The SNP leadership are already moving to try to include leading Labour figures like Alister Darling and Johann Lamont into “Team Scotland”, as well as LibDem’s and Tories. This is the body that would lead the negotiations with the UK government on the independence settlement. This is part of an attempt by the SNP to dampen down the aroused expectations of big sections of the working class in Scotland who will demand real and fundamental change post referendum.

Socialists and trade unionists should oppose the approach of leaving such vital talks on issues like the currency and what powers an independent Scotland would have to pro-cuts politicians. Instead we would demand democratic elections to a negotiating body, open to all, including the standing of trade union and socialist candidates that would take the independent class demands of the working class into the talks. For example, to demand a return of the over £4 billion stolen from public services in Scotland as a result of Tory austerity policies since 2010.

Whatever the outcome of the referendum the demand for not another penny of Westminster cuts is likely to grow. Up to two million people will have voted Yes to independence seeking an end to austerity and falling incomes. Yet it’s clear that the SNP leadership are preparing to carry on with the cuts – a further £3 billion in the next two years. The trade unions should immediately call for an end to all cuts in Scotland, linked to a mass campaign of generalised and coordinated strike action against austerity.

Build on the potential

There is an urgent need to build on the huge potential that we have seen during the referendum among hundreds of thousands of working class people seeking a way out of capitalist austerity.
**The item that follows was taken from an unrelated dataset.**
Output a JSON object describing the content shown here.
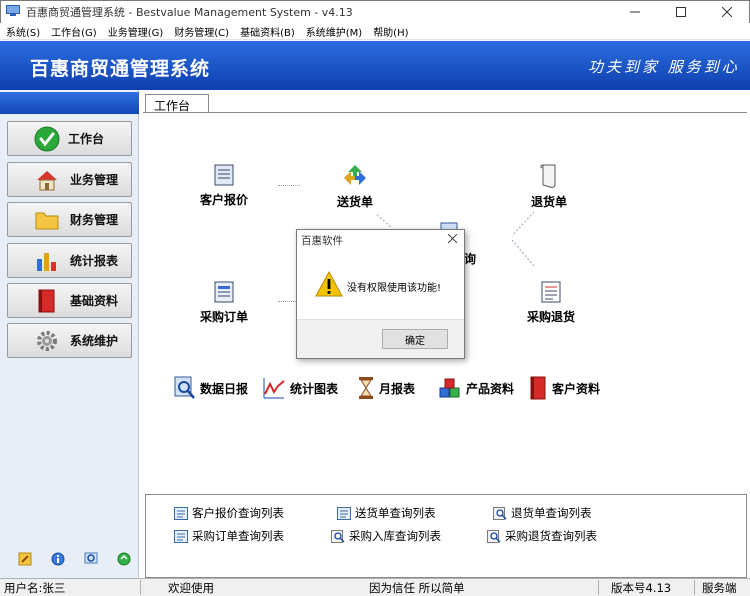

The working class response to the Hope Over Fear tour and the re-emergence of Tommy Sheridan as a major figure should be built on to help provide a stronger political voice for socialism following the referendum.
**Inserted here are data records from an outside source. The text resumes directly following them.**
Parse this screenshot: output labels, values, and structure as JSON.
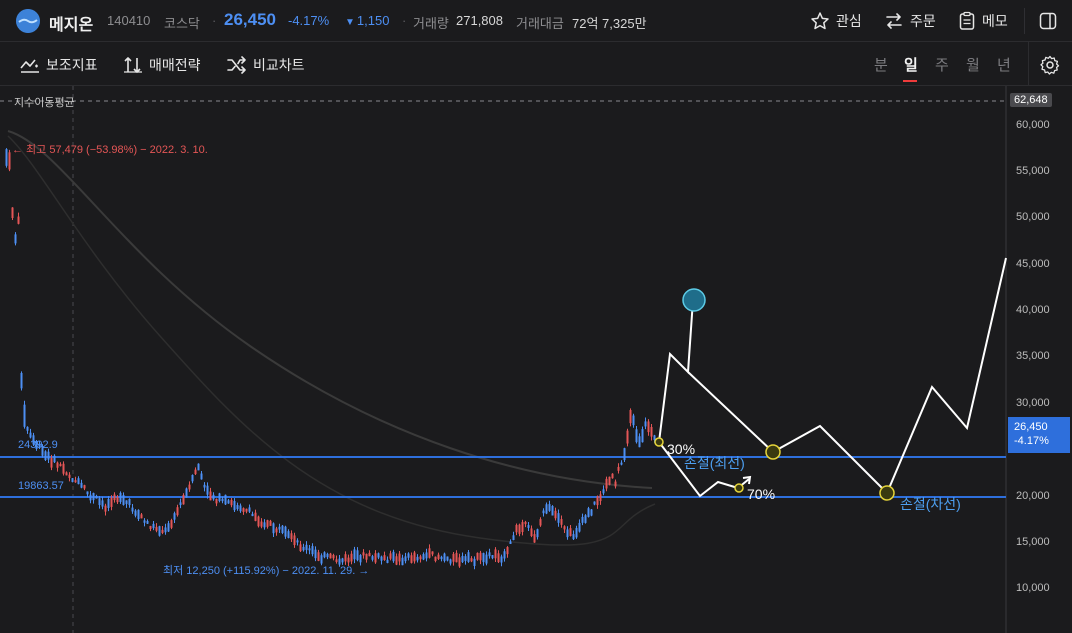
{
  "header": {
    "stock_name": "메지온",
    "stock_code": "140410",
    "market": "코스닥",
    "price": "26,450",
    "change_pct": "-4.17%",
    "change_amt": "1,150",
    "volume_label": "거래량",
    "volume_value": "271,808",
    "amount_label": "거래대금",
    "amount_value": "72억 7,325만",
    "buttons": {
      "watch": "관심",
      "order": "주문",
      "memo": "메모"
    },
    "colors": {
      "down": "#4d8ff3",
      "up": "#e45656"
    }
  },
  "toolbar": {
    "sub_indicator": "보조지표",
    "trade_strategy": "매매전략",
    "compare_chart": "비교차트",
    "periods": [
      "분",
      "일",
      "주",
      "월",
      "년"
    ],
    "active_period": "일"
  },
  "chart": {
    "indicator_label": "지수이동평균",
    "y_axis_top_tag": "62,648",
    "y_ticks": [
      "60,000",
      "55,000",
      "50,000",
      "45,000",
      "40,000",
      "35,000",
      "30,000",
      "25,000",
      "20,000",
      "15,000",
      "10,000"
    ],
    "current_tag_price": "26,450",
    "current_tag_pct": "-4.17%",
    "high_annotation": "← 최고 57,479 (−53.98%) − 2022. 3. 10.",
    "low_annotation": "최저 12,250 (+115.92%) − 2022. 11. 29. →",
    "level_upper": "24392.9",
    "level_lower": "19863.57",
    "drawing_labels": {
      "pct30": "30%",
      "pct70": "70%",
      "stop_first": "손절(최선)",
      "stop_second": "손절(차선)"
    }
  }
}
Socialist Party Scotland has helped to initiate a Scottish Trade Unionist and Socialist Coalition conference on 1st November in Glasgow, aimed at bringing together all those seeking to build a working class, anti-cuts and socialist electoral alternative.

In the wake of a Yes vote there may be moves to establish a new left party or coalition from some of the pro-independence forces. This could be initiated by some of the leading elements in the Radical Independence Campaign and some of the academics around the Common Weal. However, were it to be based on the Common Weal’s programme – and it’s likely lack of a working class orientation – there is no certainty that this would automatically be a step forward in resolving the lack of working class political representation.
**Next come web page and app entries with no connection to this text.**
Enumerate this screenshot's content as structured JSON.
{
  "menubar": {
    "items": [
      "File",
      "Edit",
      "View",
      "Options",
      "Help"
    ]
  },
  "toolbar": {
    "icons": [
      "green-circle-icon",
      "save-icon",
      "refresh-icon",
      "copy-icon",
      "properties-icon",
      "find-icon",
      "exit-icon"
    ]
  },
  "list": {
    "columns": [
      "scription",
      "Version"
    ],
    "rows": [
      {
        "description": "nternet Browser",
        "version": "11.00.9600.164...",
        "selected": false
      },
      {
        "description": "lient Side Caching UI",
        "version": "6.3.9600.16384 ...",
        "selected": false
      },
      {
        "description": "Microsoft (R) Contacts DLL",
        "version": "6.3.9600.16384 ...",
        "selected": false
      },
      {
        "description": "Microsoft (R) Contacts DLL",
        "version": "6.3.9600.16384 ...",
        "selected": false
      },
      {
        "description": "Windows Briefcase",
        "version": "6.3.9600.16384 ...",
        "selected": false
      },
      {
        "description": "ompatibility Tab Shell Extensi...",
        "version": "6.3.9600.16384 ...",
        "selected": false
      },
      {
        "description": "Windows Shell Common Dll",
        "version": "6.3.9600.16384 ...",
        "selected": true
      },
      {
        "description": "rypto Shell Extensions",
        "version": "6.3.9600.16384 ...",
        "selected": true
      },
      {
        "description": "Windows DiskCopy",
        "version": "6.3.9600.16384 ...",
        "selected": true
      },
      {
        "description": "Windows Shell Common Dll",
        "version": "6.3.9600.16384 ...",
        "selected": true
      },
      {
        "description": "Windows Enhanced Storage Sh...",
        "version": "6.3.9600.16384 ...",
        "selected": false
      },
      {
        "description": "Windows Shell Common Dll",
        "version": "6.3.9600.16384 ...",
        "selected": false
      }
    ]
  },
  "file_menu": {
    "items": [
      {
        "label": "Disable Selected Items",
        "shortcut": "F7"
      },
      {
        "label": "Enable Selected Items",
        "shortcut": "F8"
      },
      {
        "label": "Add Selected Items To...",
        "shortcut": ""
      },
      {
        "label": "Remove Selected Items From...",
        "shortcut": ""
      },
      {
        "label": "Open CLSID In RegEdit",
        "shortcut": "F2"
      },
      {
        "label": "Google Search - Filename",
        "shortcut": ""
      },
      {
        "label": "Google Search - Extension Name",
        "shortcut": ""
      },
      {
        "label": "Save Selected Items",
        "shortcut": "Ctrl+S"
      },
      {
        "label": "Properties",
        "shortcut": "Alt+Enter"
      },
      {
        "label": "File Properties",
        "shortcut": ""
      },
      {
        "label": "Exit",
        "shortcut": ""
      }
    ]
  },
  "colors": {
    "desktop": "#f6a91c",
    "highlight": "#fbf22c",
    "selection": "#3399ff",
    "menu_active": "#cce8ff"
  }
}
Whatever the outcome of the vote next Thursday, the political terrain will have changed decisively in Scotland. The urgent task of capitalising and channelling the colossal anger that has been so evident into a mass struggle to defeat the cuts agenda and to strengthen the ideas of socialism in Scotland will need to be stepped-up on 19 September.

Socialist Party Scotland is supporting a Yes vote and that the powers of independence be used to:

  • Nationalise, under democratic workers’ control and management, the oil and gas industry, the renewable energy sector and the major sectors of the Scottish economy. This would release billions to invest in a massive programme of job creation and to rebuild our public services.
  • Bring the banks and finance sector into public ownership under democratic working class control.
  • Renationalise gas, electricity, transport and the privatised sectors of the economy.
  • Tax the rich and big business. Increase the minimum wage and end the attacks on welfare.
  • For a living wage and an end to zero-hour contracts.
  • No to Nato. Trident and all weapons of mass destruction out of Scotland. Invest in socially useful jobs.
  • Abolish all anti-trade union laws.
  • Trade unions should break from Labour and build a new mass working class party.
  • Reverse the cuts. For a Scottish government representing working people, the unemployed and the poor that defends jobs, wages, public services and pensions and refuses to make cuts to pay for the crisis.
  • For a socialist plan of production in an independent socialist Scotland as part of a voluntary confederation with England, Wales and Ireland as a step to a socialist Europe.